In catching up on submissions, I'm noticing a few trends I thought I'd share. While I read all query letters with the hope that a jewel will be attached, I don't always read all the sample materials sent me. If the query letter is particularly well written, I'll usually give the manuscript a chance, even if the query has made it clear that the book isn't for me.
But there are plenty of books that aren't making the cut. Here's what isn't doing it for me, these days. In other words, things I'd suggest writers NOT write. Well, maybe WRITE, but not submit, because I think the chances of anyone buying it will be slim.
1. VAMPIRE STUFF. It's on its way out. By the time a manuscript goes through the agenting and submission process, it's going to be completely out.
2. RUSSIA/SOVIET UNION STUFF. I'm afraid Cold War-era thrillers are out. They just don't seem immediate any longer. There are new world threats: Al Qaeda, dangerous policies in China, global climate crises. The Russian stuff feels passe and reads like something quaintly historical.
3. PARANORMAL THRILLERS. This is the genre everyone loves to say No to. The reason is simple - We don't know how to edit it or where to sell it. I think the genre is going to end up flourishing in the ebook format; and, honestly, I think there is probably a niche for a forward-thinking publisher of print books to specialize in high-quality paranormal books. (The ones I've read haven't been too impressive from a writing point of view; but surely there are good writers in the genre.) I almost wish we could start an imprint, just to see how it does; but the challenges are so massive, and none of us really has that much passion for this type of book, and passion would be required to make it work.

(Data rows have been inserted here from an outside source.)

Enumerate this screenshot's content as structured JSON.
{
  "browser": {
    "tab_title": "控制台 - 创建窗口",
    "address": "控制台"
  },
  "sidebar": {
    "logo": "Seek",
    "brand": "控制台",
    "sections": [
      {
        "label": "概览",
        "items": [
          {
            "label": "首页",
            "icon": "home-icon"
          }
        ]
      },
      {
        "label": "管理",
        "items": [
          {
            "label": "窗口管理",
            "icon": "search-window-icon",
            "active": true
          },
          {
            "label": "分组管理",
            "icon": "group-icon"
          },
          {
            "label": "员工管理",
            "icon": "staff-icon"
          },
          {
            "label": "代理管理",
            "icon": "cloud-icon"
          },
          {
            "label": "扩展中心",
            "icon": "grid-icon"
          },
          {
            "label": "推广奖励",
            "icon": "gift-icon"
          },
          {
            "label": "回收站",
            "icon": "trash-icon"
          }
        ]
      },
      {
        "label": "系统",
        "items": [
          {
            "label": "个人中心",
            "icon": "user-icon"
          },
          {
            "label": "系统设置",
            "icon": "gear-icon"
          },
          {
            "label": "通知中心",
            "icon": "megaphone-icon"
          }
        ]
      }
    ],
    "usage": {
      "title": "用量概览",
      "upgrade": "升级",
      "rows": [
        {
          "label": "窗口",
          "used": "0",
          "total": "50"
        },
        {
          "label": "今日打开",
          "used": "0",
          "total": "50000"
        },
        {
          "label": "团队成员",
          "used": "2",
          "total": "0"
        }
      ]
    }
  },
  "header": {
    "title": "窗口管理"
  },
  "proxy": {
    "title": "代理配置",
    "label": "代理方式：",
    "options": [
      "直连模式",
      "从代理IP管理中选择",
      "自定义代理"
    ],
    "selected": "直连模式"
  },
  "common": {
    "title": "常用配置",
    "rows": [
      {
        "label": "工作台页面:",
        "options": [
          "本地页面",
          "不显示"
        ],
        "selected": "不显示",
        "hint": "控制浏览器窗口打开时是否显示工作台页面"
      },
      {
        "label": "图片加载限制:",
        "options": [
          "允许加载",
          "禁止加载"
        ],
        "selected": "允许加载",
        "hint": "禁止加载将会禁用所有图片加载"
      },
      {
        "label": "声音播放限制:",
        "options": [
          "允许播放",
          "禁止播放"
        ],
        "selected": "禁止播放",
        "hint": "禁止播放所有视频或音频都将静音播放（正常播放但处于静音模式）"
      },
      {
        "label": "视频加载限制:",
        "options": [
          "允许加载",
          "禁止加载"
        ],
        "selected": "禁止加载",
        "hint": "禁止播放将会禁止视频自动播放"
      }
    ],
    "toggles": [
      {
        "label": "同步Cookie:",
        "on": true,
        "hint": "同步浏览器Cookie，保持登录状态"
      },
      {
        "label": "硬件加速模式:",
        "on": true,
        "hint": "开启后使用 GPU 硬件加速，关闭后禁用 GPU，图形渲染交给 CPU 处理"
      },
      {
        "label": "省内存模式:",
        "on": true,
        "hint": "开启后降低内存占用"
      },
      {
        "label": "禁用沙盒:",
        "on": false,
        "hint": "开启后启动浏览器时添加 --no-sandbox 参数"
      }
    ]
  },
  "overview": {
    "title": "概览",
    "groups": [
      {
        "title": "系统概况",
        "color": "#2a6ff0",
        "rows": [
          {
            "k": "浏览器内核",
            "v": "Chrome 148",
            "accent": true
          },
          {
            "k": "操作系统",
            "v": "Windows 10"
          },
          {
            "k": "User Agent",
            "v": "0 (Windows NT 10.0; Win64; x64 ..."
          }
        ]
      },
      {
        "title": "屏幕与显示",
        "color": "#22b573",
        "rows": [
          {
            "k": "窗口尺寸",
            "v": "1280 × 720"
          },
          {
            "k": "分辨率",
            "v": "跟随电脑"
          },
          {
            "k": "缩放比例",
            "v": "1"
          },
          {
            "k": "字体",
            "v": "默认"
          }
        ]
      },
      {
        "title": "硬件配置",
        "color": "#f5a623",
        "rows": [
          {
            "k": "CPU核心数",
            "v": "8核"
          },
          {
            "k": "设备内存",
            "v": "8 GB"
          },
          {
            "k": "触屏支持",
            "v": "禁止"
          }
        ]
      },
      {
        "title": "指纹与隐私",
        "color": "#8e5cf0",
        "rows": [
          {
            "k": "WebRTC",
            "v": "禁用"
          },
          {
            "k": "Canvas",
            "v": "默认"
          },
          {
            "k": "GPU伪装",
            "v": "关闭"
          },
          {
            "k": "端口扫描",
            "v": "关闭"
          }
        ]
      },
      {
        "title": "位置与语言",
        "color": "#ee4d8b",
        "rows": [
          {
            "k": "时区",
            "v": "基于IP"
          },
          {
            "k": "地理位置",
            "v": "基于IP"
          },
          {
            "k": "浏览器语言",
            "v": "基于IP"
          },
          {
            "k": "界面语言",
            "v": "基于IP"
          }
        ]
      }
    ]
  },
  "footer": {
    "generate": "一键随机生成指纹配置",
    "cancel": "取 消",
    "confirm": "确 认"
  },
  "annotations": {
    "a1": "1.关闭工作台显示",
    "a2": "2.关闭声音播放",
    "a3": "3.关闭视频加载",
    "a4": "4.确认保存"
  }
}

4. "EROTIC" MYSTERIES. What a slew of these I've seen over the last six months. Fifty Shades of Grey notwithstanding, there's really no market (or at least not one that would be easy to reach; I imagine soft-core porn is pretty easy to find on the Web, though I'm afraid to go looking for it, for fear of having my computer destroyed by a virus).
Advice of the Week: I've read some quite poor published work lately. In fact, I'd go so far as to say that I reject much better manuscripts than some of the published books I've read lately. What do all of these poor books have in common? They are agented. So, the advice I'm giving this week is - Do whatever you can to get an agent. Make the rounds, go to conventions, pay astronomical fees for pitch sessions - anything to get yourself out there. This business is small and unfair, so you might as well play by the rules and play the same game everyone else is playing. I've seen some manuscripts that I outright rejected end up with decent agencies and good publishers. Whether those manuscripts evolved into good books after I saw them is perhaps open to question; but the fact remains that there they are, published, and sitting on someone's shelf.
Submissions: I am currently open to submissions. Of course, I cannot tell you who I am, as that would ruin all the fun of doing this blog, and I'm not ready to give it up, quite yet. (I like the nice emails, as well as the snarky ones.) But let me say this: We are listed in LMP as a publisher that accepts unagented queries. So, if you have a good manuscript and are tired of bumping up against brick walls everywhere you turn, check out the LMP listings and try submitting to an independent press. Most serious writers understand the pros and cons of the big houses vs. the indies, so I won't list them here. But I can say that I'm proud of the work we do, and we're funded by some really wonderful people who want me to keep finding fabulous books by new writers. So, think about submitting to us.
UPDATE since original post: LMP is Literary Market Place. It has a high price tag, but you can likely find a copy at your local library, or can sort through the listings at a Barnes & Noble. Another place (online) to find publishers that are accepting submissions is Duotrope.
Random House and Penguin: The Random House/Penguin merger is of course the big news of the week. Wow. Two superb, superb publishers coming together... it's almost a little intimidating, and I can only imagine the in-fighting that is going to reign supreme over the coming months. I'll be watching this situation with interest.The conventional wisdom is that the two houses are merging in an attempt to gain some more market power. Now, this is not something that I generally approve of - I think as a society we've become much, much too lax about allowing these massive mergers. But I also think the average person on the street cannot even begin to understand the power that Amazon wields and how it affects everything we do, every single day. The RH/Penguin merger is an attempt, it seems to me, to re-balance the power between a predatory company that gets away with far too much and the people who actually publish books. I recently read a very perceptive article talking about the way Wall Street does not really expect Amazon to turn a profit; and that business model is truly frightening, because that will allow it to keep undercutting its competitors and driving them out of business with impunity. I'm glad to see some people fighting back; I just hope it works. Given what happened with the DOJ suit against "price fixing" of ebooks a while back, I'm not hopeful.